For a book from a graphic novelist previously known for his wordless work, the lead character in Lost Cat is surprisingly verbose. Dan Delon is a private detective, in the spirit of Humphrey Bogart playing Philip Marlowe – a similarity not lost on some of the characters he meets during the course of this book.
What starts with him stumbling across the lost cat of a lonely woman, who then goes on to disappear herself, while also working to secure a painting for an elderly client, the plot is thick and convoluted. Delon asks questions but gets few answers. Those he does receive lead him to dead ends. Are his two cases related? Who is the mysterious cat woman? Before any of this is answered another genre is jarringly introduced and the plot’s waters are irrevocably muddied.

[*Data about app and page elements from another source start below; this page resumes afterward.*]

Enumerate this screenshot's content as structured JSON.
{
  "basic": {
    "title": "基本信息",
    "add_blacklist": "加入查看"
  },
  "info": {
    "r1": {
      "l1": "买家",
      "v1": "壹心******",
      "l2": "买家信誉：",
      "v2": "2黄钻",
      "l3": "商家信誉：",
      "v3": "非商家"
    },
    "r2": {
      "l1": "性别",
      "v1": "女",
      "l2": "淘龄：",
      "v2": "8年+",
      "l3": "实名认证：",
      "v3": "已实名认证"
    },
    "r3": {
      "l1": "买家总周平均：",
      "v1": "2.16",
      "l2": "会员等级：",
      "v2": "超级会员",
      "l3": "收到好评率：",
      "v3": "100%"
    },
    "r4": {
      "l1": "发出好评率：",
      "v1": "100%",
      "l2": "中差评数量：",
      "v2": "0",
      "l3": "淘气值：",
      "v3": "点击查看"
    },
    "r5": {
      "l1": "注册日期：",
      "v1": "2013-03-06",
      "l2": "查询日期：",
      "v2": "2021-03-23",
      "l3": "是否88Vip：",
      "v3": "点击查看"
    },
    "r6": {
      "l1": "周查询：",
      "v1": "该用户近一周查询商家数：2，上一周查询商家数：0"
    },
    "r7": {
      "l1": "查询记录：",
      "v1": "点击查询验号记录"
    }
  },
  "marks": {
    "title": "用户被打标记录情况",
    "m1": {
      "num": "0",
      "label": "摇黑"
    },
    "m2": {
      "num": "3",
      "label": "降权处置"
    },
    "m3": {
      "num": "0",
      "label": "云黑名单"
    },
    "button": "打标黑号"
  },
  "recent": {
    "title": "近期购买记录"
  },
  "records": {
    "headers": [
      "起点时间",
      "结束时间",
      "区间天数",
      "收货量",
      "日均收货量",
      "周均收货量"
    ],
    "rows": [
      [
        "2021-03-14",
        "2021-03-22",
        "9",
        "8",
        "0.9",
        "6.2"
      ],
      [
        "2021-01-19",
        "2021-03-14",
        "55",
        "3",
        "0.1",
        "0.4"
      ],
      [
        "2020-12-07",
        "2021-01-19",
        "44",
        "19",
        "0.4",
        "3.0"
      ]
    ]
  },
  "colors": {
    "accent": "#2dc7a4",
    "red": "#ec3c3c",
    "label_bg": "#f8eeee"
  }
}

The book throws up more questions than it answers. If you like mysteries, and are a fan of Jason’s humanoid, animal-headed characters and genre-bending stories, then this noir-ish tale will appeal. But those looking for a more accessible route in to Jason’s work might be better off with some earlier work: The Last Musketeer is a personal favourite.